Zimbabwe's incoming leader, Emmerson Mnangagwa, emerged from hiding yesterday, departing from neighbouring South Africa to return home in preparation to take power after Robert Mugabe's stunning resignation.

The 75-year-old Mnangagwa fled Zimbabwe after Mugabe fired him earlier this month, leading the military to move in and kick off a series of extraordinary events, ending in Mugabe stepping down Tuesday amid impeachment proceedings.

Mnangagwa met with South African President Jacob Zuma in a jovial "courtesy call" before taking a private jet from Johannesburg to Zimbabwe's capital, Harare. He went to ruling party headquarters to be briefed by officials.

He will be sworn in as Zimbabwe's new president tomorrow morning, the speaker of parliament said, after the ruling ZANU-PF party notified him of its nomination of Mnangagwa to replace Mugabe until the end of the current term next year.

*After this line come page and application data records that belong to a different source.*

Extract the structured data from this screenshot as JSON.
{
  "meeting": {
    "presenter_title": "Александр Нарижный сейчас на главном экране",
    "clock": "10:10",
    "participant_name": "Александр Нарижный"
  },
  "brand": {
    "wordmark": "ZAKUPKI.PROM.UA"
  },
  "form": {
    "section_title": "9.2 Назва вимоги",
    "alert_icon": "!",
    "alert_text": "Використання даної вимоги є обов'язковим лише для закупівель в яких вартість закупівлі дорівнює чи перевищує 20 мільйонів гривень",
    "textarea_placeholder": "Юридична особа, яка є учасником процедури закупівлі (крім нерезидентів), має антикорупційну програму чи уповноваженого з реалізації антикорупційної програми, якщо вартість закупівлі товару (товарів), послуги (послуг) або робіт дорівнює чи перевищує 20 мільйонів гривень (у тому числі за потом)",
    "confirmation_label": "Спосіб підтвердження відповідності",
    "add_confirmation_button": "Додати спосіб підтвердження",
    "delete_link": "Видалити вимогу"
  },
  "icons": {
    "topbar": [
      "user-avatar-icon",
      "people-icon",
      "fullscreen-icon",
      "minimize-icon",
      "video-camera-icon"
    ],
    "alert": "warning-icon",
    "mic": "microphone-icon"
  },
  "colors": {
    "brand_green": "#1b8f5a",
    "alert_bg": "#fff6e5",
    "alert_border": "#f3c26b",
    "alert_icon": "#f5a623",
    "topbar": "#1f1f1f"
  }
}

Several hundred people gathered in anticipation of his first public remarks. Some carried signs with images of him, suggesting a certain level of organisation behind the jubilant turnout. Signs read "Welcome back, our hero" and "True to your word, you're back. Welcome."

One man in the crowd, Godwin Nyarugwa, said he was "very ecstatic" and that "we need change in this country, change in everything" after years of economic crisis. Nyarugwa said he had several university degrees but no job, a common theme among Zimbabwe's well-educated population.

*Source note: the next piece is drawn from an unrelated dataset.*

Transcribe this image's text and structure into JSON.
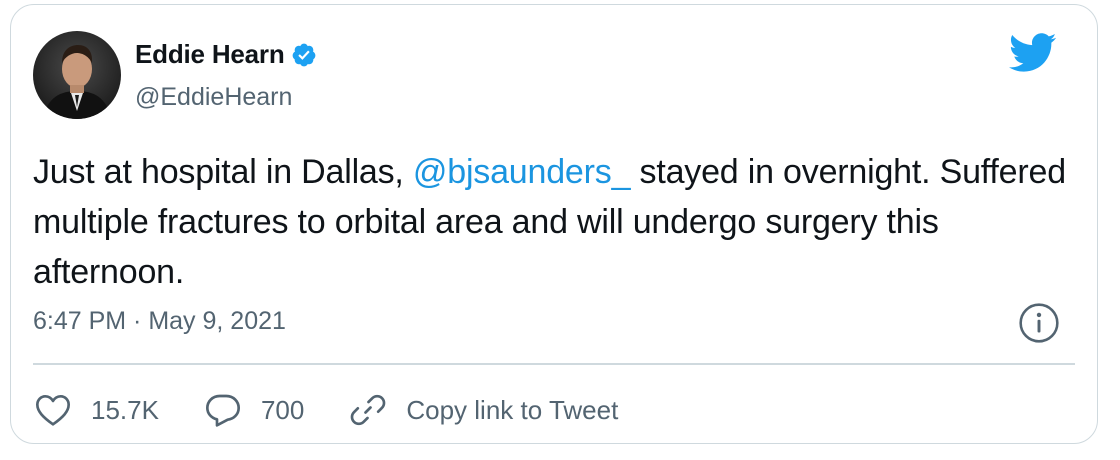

"We have to try him and see," he said of Mnangagwa. "If he doesn't come up with something, we need to change him as well."

Zimbabweans were still reeling from Mugabe's resignation. They cheered and danced in the streets of Harare late into the night, thrilled to be rid of a leader whose early promise after the end of white minority rule in 1980 was overtaken by economic collapse, government dysfunction and human-rights violations.

Now the focus turns to Mnangagwa, Mugabe's longtime deputy who was pushed aside as unpopular first lady Grace Mugabe positioned herself to replace him and succeed her husband. Mnangagwa fled the country, claiming threats against his life.